After losing my virginity at the age of 18 and then suffering the experience of rape in the same year, I was desperate to feel in control of my own body again.


Taylor Boes

The decision to engage in the act of sex was no longer a decision I had the power to make but, rather, my own choice to participate or NOT in, what is supposed to be, a mutual act was stolen.

My decision to consent was made by someone else and all I could feel was out of control.

Which is what led me to the ho phase, during which I was admittedly promiscuous, flirtatious and a bit of a wild child. This part of my life, however, was healing for me. It was a time for me to take back control of my body, of who could have sex with me, of my sexual identity and my sexual confidence.

Taylor Boes

This phase allowed me to gain a deeply secured sexual ownership that gave me a powerful voice and I used that voice to say, "No," or, when I wanted, to say, "Yes," and slowly, I began to feel my deciding power return and I was empowered as a woman.

My time in the ho phase allowed me to discover my sexual identity and gave me the confidence to require of my partners: absolute consent, respect of the boundaries I put in place, and the power to refuse excepting anything less.

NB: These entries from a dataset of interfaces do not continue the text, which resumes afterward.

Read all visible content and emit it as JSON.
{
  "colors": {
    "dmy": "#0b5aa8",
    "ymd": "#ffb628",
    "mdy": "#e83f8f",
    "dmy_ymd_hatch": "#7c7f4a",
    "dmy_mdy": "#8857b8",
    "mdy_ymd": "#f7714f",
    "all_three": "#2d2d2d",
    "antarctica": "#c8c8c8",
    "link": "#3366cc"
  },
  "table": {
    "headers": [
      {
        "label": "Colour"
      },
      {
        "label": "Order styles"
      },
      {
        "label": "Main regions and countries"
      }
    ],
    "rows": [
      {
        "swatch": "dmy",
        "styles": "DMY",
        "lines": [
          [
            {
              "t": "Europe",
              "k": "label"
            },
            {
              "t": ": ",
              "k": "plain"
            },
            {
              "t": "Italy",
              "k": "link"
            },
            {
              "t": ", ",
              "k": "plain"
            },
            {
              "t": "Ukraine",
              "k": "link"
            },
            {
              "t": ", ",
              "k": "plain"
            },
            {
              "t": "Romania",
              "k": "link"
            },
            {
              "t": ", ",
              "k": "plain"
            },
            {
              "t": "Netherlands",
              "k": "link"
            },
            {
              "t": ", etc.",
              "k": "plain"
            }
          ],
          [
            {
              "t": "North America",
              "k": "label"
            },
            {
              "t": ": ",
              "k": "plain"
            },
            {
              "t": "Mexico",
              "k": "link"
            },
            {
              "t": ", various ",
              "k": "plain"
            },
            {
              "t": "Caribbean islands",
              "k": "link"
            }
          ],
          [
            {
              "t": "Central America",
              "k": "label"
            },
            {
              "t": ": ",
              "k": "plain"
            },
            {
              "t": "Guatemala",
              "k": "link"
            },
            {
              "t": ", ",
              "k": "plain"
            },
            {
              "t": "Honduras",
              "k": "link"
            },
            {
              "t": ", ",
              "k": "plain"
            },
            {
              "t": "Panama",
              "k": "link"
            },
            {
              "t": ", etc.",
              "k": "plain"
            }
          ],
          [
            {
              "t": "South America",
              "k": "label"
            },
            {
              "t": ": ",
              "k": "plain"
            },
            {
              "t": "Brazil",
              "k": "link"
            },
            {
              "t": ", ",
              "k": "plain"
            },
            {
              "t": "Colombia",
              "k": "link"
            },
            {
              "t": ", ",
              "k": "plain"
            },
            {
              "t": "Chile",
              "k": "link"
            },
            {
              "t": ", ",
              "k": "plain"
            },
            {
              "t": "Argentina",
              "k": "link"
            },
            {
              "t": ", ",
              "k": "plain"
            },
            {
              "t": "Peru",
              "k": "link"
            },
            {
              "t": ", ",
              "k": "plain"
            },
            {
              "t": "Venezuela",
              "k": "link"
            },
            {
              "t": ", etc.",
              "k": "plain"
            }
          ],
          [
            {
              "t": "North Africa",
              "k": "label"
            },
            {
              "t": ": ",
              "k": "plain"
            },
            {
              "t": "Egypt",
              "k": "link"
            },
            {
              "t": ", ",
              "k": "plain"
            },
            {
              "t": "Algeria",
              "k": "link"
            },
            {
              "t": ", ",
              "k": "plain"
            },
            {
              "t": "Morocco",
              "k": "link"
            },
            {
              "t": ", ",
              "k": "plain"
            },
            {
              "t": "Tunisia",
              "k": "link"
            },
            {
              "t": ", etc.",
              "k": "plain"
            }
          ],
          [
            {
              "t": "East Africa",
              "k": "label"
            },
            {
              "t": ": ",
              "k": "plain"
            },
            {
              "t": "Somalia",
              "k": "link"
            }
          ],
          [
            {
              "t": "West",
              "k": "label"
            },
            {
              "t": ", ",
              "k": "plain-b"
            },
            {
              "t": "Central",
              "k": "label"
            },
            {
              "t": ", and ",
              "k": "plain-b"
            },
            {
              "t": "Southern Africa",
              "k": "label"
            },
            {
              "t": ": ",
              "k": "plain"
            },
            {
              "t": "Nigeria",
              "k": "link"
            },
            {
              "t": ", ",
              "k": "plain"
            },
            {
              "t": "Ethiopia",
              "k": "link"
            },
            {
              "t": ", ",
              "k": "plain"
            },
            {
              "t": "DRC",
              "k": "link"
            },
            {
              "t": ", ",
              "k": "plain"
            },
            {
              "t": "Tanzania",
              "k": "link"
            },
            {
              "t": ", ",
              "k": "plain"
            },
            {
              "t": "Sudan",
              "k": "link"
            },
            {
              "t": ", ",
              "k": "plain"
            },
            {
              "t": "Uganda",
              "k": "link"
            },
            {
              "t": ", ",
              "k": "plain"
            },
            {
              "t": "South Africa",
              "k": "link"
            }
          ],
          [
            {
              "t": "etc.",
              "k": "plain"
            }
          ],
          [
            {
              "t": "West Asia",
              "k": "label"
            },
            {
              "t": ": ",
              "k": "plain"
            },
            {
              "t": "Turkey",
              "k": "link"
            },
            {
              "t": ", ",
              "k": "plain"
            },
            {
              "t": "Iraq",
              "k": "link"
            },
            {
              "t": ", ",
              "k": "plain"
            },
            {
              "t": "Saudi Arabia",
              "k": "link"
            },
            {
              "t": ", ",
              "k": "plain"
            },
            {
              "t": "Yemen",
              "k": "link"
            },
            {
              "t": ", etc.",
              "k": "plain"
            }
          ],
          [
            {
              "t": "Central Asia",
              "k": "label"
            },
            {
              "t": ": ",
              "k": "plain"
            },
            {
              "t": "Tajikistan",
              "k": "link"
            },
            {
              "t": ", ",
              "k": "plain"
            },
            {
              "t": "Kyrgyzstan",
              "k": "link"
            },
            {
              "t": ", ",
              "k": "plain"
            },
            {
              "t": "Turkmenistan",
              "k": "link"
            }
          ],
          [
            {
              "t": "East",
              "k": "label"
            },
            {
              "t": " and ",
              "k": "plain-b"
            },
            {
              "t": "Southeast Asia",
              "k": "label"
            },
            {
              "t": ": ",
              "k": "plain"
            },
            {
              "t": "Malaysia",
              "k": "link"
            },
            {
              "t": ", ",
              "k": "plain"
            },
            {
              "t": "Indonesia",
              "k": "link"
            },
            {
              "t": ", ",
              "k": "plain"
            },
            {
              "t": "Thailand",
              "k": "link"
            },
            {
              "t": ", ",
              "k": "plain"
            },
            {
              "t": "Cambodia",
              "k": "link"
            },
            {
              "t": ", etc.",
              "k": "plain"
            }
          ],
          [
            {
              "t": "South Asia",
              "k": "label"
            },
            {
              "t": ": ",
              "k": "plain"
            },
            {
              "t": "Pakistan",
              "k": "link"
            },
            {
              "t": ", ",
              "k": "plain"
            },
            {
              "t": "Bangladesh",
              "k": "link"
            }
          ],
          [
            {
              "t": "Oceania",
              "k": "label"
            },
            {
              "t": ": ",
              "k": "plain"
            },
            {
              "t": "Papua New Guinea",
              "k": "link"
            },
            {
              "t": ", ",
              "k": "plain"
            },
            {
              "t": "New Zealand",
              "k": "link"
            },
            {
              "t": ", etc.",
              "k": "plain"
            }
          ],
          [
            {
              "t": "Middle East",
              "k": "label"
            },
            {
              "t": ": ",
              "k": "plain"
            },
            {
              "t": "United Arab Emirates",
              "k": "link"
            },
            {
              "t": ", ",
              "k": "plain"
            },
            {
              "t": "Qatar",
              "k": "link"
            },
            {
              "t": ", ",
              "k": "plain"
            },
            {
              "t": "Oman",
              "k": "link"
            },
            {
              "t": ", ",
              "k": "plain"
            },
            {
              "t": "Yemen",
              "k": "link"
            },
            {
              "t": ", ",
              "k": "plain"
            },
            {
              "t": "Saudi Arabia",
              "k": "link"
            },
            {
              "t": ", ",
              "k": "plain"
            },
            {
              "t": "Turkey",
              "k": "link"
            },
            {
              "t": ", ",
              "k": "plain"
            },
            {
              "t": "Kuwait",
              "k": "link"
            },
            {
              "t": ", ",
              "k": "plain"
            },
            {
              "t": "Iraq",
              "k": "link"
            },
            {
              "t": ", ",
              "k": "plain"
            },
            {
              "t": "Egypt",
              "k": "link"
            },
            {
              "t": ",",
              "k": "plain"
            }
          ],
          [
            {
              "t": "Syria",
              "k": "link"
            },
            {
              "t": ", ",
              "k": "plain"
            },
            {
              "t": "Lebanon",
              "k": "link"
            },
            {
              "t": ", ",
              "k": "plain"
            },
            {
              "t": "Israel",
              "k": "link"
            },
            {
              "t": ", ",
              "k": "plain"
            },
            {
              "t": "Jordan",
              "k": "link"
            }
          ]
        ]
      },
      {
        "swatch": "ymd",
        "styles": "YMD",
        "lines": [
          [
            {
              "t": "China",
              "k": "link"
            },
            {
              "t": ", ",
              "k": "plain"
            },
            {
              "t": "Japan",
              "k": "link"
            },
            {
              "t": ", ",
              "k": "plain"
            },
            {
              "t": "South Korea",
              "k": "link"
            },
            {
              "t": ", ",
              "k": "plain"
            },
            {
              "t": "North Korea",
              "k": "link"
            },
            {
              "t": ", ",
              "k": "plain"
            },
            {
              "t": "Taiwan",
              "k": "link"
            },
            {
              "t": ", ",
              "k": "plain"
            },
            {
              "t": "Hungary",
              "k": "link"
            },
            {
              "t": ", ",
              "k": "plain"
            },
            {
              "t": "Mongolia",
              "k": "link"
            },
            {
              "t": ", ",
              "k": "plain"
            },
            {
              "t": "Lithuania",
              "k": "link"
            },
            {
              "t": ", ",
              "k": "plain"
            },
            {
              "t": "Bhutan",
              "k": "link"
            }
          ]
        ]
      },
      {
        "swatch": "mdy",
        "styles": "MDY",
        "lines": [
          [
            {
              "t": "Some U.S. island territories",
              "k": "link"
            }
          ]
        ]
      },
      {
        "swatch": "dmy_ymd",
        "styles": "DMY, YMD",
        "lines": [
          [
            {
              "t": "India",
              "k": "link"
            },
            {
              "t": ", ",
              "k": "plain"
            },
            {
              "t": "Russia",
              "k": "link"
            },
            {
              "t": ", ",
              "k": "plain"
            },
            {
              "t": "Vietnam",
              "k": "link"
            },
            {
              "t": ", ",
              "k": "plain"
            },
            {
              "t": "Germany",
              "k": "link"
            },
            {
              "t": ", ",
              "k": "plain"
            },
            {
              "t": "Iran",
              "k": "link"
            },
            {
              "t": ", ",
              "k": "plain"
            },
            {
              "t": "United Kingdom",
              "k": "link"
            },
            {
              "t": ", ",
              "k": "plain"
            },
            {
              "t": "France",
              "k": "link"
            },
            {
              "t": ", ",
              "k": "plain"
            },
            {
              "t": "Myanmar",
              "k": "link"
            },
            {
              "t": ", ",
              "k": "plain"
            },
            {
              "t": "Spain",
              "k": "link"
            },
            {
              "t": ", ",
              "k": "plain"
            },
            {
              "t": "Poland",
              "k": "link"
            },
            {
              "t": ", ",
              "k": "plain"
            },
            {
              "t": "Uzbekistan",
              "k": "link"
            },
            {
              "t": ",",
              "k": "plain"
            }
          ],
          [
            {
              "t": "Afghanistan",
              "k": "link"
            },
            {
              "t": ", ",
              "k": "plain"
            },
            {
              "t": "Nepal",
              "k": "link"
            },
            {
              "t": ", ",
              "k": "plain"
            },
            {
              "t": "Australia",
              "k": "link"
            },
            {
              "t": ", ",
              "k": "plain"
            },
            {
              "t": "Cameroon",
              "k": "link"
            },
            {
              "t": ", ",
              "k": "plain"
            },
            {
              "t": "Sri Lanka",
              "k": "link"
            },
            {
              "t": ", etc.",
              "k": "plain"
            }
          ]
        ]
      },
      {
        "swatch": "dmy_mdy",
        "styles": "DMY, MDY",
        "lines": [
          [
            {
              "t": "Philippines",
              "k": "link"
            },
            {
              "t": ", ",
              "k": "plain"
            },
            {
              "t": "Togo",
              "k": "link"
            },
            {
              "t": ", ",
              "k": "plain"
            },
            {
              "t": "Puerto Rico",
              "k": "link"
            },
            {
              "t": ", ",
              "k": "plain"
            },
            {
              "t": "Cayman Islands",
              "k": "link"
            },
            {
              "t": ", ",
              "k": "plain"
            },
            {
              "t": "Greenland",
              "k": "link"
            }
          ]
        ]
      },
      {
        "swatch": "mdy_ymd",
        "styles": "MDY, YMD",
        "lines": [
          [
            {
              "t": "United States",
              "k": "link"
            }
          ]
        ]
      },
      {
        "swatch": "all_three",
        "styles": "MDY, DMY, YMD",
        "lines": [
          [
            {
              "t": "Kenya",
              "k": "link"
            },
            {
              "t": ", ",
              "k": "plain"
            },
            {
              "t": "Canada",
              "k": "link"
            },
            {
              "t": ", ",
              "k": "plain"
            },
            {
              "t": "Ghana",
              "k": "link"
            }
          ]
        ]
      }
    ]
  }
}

This is not to say that everyone has to go through a ho phase to discover these parts of themselves but, there is nothing wrong with a little exploration and experience, as long as it is being done safely (using protection against pregnancy as well as STDs) and occurs between two consenting adults.